**Available data:**
──────────
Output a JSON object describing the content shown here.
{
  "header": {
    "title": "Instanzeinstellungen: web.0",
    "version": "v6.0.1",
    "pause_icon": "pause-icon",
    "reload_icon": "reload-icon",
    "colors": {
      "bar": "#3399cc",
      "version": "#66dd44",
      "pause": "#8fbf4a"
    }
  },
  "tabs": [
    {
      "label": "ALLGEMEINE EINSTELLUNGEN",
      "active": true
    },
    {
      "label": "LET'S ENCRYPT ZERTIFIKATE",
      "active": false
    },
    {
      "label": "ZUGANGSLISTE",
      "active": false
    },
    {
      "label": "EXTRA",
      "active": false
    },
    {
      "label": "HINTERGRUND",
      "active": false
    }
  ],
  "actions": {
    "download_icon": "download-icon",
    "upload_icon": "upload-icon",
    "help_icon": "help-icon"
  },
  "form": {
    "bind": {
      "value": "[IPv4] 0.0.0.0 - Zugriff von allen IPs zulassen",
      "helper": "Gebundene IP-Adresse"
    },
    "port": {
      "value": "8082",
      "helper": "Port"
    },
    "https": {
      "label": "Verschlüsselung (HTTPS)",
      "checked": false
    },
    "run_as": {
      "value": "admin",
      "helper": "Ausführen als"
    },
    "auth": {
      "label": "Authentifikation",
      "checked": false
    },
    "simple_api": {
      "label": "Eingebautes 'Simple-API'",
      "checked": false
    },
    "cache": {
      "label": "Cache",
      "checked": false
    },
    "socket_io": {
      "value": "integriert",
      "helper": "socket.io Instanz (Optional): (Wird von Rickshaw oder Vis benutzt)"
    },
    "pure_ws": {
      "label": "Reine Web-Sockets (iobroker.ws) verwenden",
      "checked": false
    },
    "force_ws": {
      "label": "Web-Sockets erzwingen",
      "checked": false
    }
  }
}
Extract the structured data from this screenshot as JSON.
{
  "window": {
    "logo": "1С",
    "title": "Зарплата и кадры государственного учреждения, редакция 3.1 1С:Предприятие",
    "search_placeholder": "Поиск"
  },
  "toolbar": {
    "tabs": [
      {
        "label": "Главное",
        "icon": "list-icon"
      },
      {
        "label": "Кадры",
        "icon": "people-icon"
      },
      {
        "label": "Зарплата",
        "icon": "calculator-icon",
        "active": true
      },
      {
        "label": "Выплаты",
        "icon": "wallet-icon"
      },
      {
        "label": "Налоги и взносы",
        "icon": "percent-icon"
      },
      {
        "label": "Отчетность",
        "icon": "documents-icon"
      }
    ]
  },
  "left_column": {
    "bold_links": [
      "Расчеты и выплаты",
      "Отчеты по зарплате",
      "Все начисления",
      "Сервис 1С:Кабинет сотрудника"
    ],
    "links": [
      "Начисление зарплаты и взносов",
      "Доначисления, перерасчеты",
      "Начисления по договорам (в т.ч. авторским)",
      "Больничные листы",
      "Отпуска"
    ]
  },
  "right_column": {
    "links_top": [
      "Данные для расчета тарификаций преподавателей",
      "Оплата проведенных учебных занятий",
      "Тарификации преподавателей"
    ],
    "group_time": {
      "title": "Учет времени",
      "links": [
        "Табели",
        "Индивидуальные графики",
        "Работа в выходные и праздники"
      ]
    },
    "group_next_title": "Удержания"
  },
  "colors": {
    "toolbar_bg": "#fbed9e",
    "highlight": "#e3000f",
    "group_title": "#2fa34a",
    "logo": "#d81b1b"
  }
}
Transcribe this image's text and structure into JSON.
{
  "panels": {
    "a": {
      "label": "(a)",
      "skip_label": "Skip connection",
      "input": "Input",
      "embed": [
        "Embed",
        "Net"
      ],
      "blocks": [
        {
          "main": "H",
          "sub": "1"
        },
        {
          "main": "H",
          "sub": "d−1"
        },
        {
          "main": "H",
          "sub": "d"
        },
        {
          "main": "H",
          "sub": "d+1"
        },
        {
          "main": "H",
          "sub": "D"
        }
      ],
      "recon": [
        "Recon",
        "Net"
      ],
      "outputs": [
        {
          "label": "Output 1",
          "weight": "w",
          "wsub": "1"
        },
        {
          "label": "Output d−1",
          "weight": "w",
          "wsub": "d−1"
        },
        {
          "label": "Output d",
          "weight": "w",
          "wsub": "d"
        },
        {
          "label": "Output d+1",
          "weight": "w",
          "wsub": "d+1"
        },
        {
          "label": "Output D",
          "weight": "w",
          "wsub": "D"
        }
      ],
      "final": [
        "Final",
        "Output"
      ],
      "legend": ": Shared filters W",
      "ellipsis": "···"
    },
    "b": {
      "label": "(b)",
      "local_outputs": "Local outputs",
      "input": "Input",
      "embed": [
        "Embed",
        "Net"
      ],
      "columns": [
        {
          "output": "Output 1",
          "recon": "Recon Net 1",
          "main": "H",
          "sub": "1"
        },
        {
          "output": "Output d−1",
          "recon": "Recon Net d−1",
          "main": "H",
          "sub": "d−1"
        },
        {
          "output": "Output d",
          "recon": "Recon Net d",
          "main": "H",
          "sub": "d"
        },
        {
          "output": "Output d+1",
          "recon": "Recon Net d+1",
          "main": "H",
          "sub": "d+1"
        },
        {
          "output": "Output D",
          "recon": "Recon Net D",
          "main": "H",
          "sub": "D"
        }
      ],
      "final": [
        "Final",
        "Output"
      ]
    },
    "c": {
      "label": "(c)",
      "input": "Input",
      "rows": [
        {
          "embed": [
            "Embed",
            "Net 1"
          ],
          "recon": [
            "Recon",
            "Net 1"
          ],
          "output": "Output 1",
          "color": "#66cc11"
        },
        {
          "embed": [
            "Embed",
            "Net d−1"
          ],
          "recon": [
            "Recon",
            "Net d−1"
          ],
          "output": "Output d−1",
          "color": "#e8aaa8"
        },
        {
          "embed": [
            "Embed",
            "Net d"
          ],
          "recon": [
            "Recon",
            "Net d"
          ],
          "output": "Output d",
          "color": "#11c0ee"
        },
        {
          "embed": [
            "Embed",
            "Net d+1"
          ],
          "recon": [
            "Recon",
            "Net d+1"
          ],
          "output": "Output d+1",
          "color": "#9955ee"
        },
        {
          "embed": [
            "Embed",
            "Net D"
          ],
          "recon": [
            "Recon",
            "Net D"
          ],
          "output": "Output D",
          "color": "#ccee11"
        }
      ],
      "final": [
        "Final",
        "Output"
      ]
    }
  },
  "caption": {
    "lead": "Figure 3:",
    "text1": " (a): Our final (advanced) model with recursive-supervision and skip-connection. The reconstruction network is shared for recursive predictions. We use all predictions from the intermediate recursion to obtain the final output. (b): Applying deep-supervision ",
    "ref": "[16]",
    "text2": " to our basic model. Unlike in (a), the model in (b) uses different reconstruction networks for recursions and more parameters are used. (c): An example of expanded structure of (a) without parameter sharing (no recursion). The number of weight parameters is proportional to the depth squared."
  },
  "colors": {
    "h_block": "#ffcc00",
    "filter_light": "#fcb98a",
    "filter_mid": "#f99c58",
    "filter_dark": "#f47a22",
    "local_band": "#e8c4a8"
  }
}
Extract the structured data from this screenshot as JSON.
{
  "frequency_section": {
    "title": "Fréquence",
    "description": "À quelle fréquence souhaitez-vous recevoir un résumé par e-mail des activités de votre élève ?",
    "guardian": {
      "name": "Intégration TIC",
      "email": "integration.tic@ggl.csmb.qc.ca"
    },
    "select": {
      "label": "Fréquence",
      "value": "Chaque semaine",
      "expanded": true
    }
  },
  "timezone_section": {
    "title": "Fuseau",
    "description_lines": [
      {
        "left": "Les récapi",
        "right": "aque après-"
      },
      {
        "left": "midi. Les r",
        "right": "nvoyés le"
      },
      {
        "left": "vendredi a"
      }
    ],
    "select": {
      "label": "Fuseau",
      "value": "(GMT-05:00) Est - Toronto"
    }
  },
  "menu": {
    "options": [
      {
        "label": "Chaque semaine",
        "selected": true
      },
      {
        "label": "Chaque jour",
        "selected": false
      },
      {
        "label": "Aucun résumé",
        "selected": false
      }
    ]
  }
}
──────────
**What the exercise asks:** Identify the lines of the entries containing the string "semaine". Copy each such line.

**Task answer:**
      "value": "Chaque semaine",
        "label": "Chaque semaine",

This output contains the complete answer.